Dick Jauron wasn't smiling when he arrived in the postgame interview room late Sunday afternoon. The Bills' head coach seemed a trifle sheepish about his team's 13-10 victory over the winless Dolphins. The first thing Jauron said was that he didn't believe in ugly wins.
There was no need to apologize. Ugly? You should have been in the locker room afterward. Coy Wire was quoting the Bible and talking about the competitive character of his young teammates. George Wilson was talking about how much the players love one another. Marv Levy was reciting one of his favorite aphorisms about morale being built by victory in battle.
OK, so you're not likely to see this game on any of the NFL's highlight reels, unless they do a special on memorable quarterback sneaks or critical gains by obscure tight ends named Gaines. J.P. Losman's performance, which ran the gamut from horrid to adequate, will do nothing to resolve the little quarterback controversy in our town.
But don't tell the Bills about ugly, not after all they've suffered through this season. If you walked into Kevin Everett's hospital room and asked his opinion, I'll bet he'd call it the most beautiful thing he's ever seen. Ask the Saints about ugly. They actually lost to a winless team Sunday -- the Rams.
"There's no ugly wins in the NFL," said safety Donte Whitner. "I don't care if you win by one point or 40, because wins are so hard to come by in this league. Early in the season, we lost some games like that. You have to stay in there until there's four zeroes on the clock. We were down eight points and won that game."
Things seemed grim when the Bills fell behind, 10-2, at the end of the third quarter. The Dolphins had just put together an 18-play, 80-yard TD drive to chew up the final 9:45 of the period. At that point, Miami led the time of possession, 31:23-13:37.
Losman and the offense had been wretched. They went three-and-out on their first four possessions of the day. Losman underthrew Lee Evans in the end zone and was intercepted on the fourth play of their fifth possession. The Bills seemed ready to wilt amid the Florida heat and the general embarrassment.
But they held together and found a way to win in the final 15 minutes. The offense, desperately needing to give the defense a breather, answered with its only TD drive of the day. Losman, who didn't complete a pass over 21 yards, kept the drive alive with a fourth-down sneak that was good by, oh, about the length of his fingernail.
Marshawn Lynch willed his way to the two-point conversion. The defense, which continues to deny opponents any sort of downfield passing game, held. Roscoe Parrish took a wobbly punt back 40 yards. Losman made a couple of alert underneath throws to get the offense in position for Rian Lindell to boot the winning field goal.

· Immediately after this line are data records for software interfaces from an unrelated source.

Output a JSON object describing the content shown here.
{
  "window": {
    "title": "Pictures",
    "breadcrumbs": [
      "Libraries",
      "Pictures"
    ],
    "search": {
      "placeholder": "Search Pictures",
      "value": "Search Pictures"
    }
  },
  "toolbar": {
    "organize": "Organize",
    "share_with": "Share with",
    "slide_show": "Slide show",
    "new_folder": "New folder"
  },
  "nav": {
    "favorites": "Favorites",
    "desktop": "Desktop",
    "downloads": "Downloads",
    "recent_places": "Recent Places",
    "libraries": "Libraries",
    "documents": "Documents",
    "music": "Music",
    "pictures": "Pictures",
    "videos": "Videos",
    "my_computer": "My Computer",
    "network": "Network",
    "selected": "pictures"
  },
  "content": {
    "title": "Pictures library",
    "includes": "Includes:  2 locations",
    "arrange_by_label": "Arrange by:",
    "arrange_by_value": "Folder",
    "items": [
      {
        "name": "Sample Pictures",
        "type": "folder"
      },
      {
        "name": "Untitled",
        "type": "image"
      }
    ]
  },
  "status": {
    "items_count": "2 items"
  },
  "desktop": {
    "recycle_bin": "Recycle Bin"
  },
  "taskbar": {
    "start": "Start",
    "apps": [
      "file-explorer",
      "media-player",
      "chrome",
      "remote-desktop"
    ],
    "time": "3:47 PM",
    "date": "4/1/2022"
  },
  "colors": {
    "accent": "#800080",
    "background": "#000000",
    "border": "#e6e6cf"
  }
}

Again, it wasn't an artistic success. But good teams find ways to win when they don't play their best. They don't fold in difficult circumstances. Part of learning to win is learning to expect adversity. Then, given enough experience, you also expect to rise above it. Wire says this young team is learning fast.
"In the past, you would feel that negative energy creeping in," Wire said, "that invader of the mind. Guys wouldn't rise up to the fight. After the game, I talked to Terrence [McGee] and some of the other guys. They said, 'Coy, we used to lose games like that.' "

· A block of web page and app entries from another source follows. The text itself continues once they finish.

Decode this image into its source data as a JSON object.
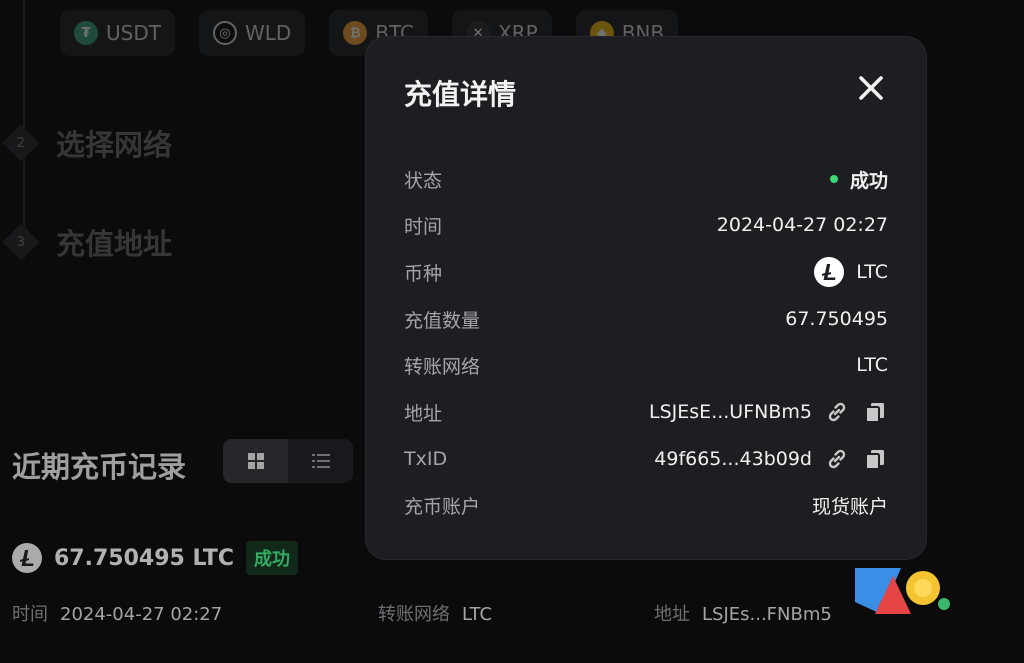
{
  "coins": [
    {
      "label": "USDT",
      "icon": "usdt-coin-icon",
      "color": "#3aa384"
    },
    {
      "label": "WLD",
      "icon": "wld-coin-icon",
      "color": "#111111"
    },
    {
      "label": "BTC",
      "icon": "btc-coin-icon",
      "color": "#f2a33a"
    },
    {
      "label": "XRP",
      "icon": "xrp-coin-icon",
      "color": "#333333"
    },
    {
      "label": "BNB",
      "icon": "bnb-coin-icon",
      "color": "#f0b90b"
    }
  ],
  "steps": [
    {
      "num": "2",
      "label": "选择网络"
    },
    {
      "num": "3",
      "label": "充值地址"
    }
  ],
  "recent": {
    "title": "近期充币记录",
    "amount": "67.750495 LTC",
    "status": "成功",
    "time_label": "时间",
    "time_value": "2024-04-27 02:27",
    "network_label": "转账网络",
    "network_value": "LTC",
    "address_label": "地址",
    "address_value": "LSJEs...FNBm5"
  },
  "modal": {
    "title": "充值详情",
    "status_label": "状态",
    "status_value": "成功",
    "time_label": "时间",
    "time_value": "2024-04-27 02:27",
    "coin_label": "币种",
    "coin_value": "LTC",
    "amount_label": "充值数量",
    "amount_value": "67.750495",
    "network_label": "转账网络",
    "network_value": "LTC",
    "address_label": "地址",
    "address_value": "LSJEsE...UFNBm5",
    "txid_label": "TxID",
    "txid_value": "49f665...43b09d",
    "account_label": "充币账户",
    "account_value": "现货账户"
  },
  "colors": {
    "success": "#3dd77a",
    "modal_bg": "#1c1e21",
    "page_bg": "#0b0b0c"
  }
}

Last week, Wire said the Bills wouldn't be looking ahead to New England. At times Sunday, it seemed that way. But the players insisted it wasn't the case. Jauron said they're not capable of dominating any opponent. They have to find ways to win the close ones. They've done it four times in a row. They're 5-4. So what if their five victims have a combined record of 9-36? They're in the playoff hunt.
"Honestly, going into this game, we thought this was going to be the toughest game of the season," Wire said. "I think we're worthy of winning close ones like this now, because of the character of this team. Guys are putting in the extra work, so in these critical situations we have guys who stand up to the challenge as opposed to withering away."

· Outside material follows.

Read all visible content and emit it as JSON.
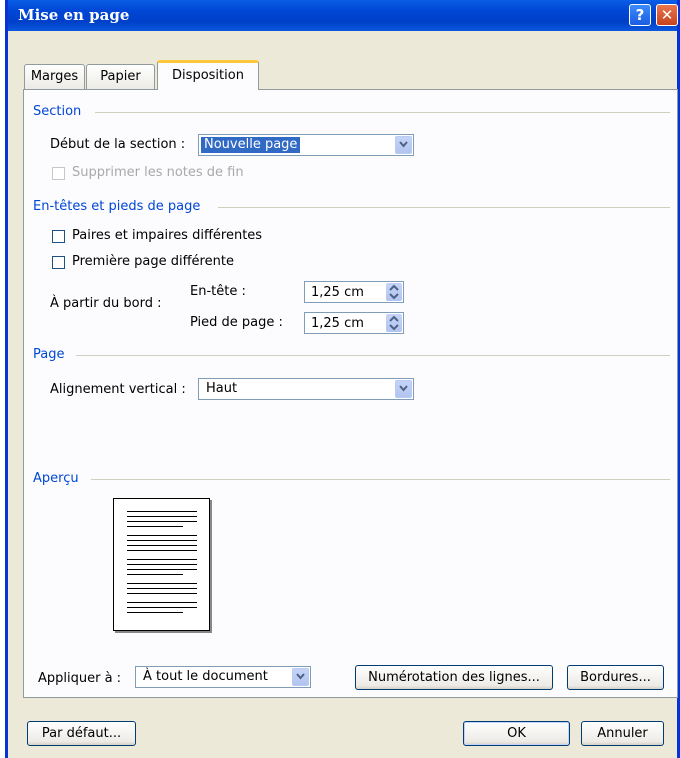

Michael Gaines, forced into a bigger role when Robert Royal went out with a concussion, made two big receptions. Losman played miserably for much of the day. This was a step back in his desperate bid to prove himself as the long-term answer at QB. But he made some big throws under pressure in the final quarter. Losman might not be a franchise quarterback, but he's a competitor who won't back down from a challenge.
Marshawn Lynch sprained his ankle powering his way to a crucial first down, just before the winning field goal. As the clock wound down, he was dancing behind the Bills' bench on his bad ankle, waving his arms, a Buffalo rookie exulting in his first win over Miami.
"The guys in this locker room love one another," said Wilson, the free safety. "This is a special group of guys -- who refuse to lose, who love to come to work, who love to prepare, and who have a great time playing this game. Even though our backs were against the wall, we were still having a great time out there. We were lifting each other through the heat, saying 'Don't worry about the last play, make the next one.' And in the end, it paid off for us."